The presentation also emphasized the challenges with creating a “gifted-and-talented” curriculum for students of color, seeing that gifted-and-talented programs often prioritize a rigorous curriculum over educating students with respect to their culture. “According to research, gifted education focuses on academic excellence at the expense of equity; therefore, gifted students are often not educated in a culturally responsive manner,” Wilson said in an e-mail interview. “The lack of [students of color] represented in gifted programs can cause long-lasting, devastating effects for them both social-emotionally and in college and career planning.”

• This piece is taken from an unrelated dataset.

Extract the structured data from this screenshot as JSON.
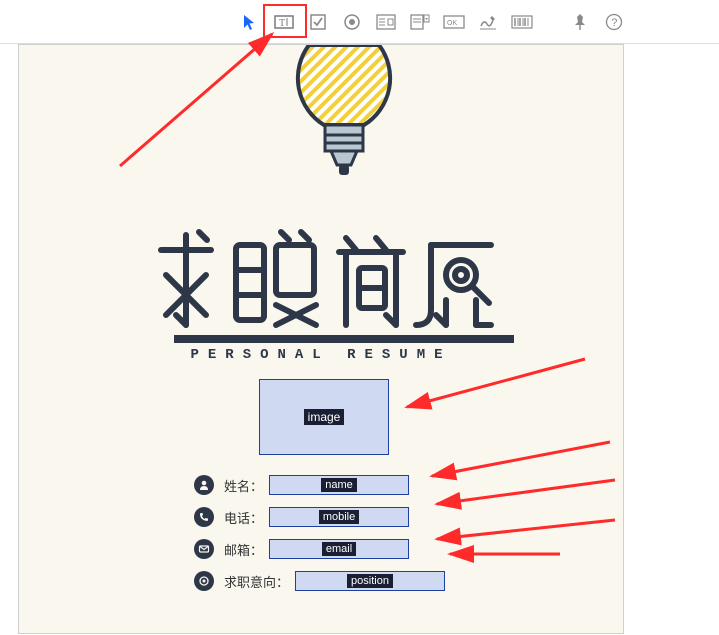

Later on, Cissé, Chandler, and Masoni gave a presentation on the nature of being Black at Stuyvesant. The students highlighted stories from Cissé’s @blackatspecialized Instagram account to testify to the experience, with quotes such as “I lost the accent I had in middle school because I was worried people would call me ghetto / uneducated / unprofessional and sometimes I don’t even recognize the way I talk anymore.” While few have experienced explicitly racist or hostile incidents, many Black students have experienced microaggressions from their friends or peers. “A lot of students say a lot of microaggressions about Black students and that isolates a lot of Black students,” Masoni said. “[Through the presentation], they could learn about how they could improve their language; what they say about [Black] students that could isolate them.”

The students also highlighted a survey conducted by The Spectator in October 2022, which found that students who identified as Black or Hispanic agreed with statements like “I have felt uncomfortable at my Specialized High School because of my racial or ethnic background” to a much greater extent than White or Asian respondents. Through this, Cissé wanted to uplift the experiences of Black students at Stuyvesant. “By spreading awareness, you can create a general mindset shift that helps with people’s implicit biases because the changes made now create new changes for Stuy students [in the future],” Cissé said.

To do so, they demonstrated the best ways to teach students about race. These included teaching appropriate language, showing the full truth of all events, and having one-on-one conversations with students who feel uncomfortable. Following the presentation, many teachers have already incorporated these practices into their classroom. “I had one of my friends text a screenshot of her teacher e-mailing her saying ‘This is what [they] talked about at the presentation; what can we do to support you?’,” Cissé said. “[Additionally], [mathematics teacher David] Peng is adding a history of discrimination in finance to his personal finance curriculum.”

Along with changes specific to Stuyvesant, the presentation may also have an effect on the wider New York City high school system. “[English teacher Annie Thoms], who sits on Beacon’s [parent-teacher association], is working with their diversity, equity, and inclusion team to give our presentation to them, so it’s actually spreading to other schools now,” Cissé said.

While the talk has already had a large impact on the Stuyvesant community, many presenters were incredibly nervous about presenting in the first place—partly due to a miscommunication regarding the scale of the event. “When I first got to the staff meeting, I thought it was just going to be a few staff members; I didn’t realize it was going to be the entire staff,” Masoni said. “It was on stage in front of the entire staff and it was very shocking and very scary to do because I am not the best on stage.”

Ultimately, however, organizers felt the presentation was worth the nerves, and helped to achieve their goal of providing tangible resources to support the Stuyvesant Black Community. “The [@blackatspecialized Instagram account and Spectator article] create awareness of what the issue [is] at school [...] but [don’t] actually tell teachers how they can help. This presentation [emphasized] that there was a problem, but here’s what you can do [in support],” Cissé said.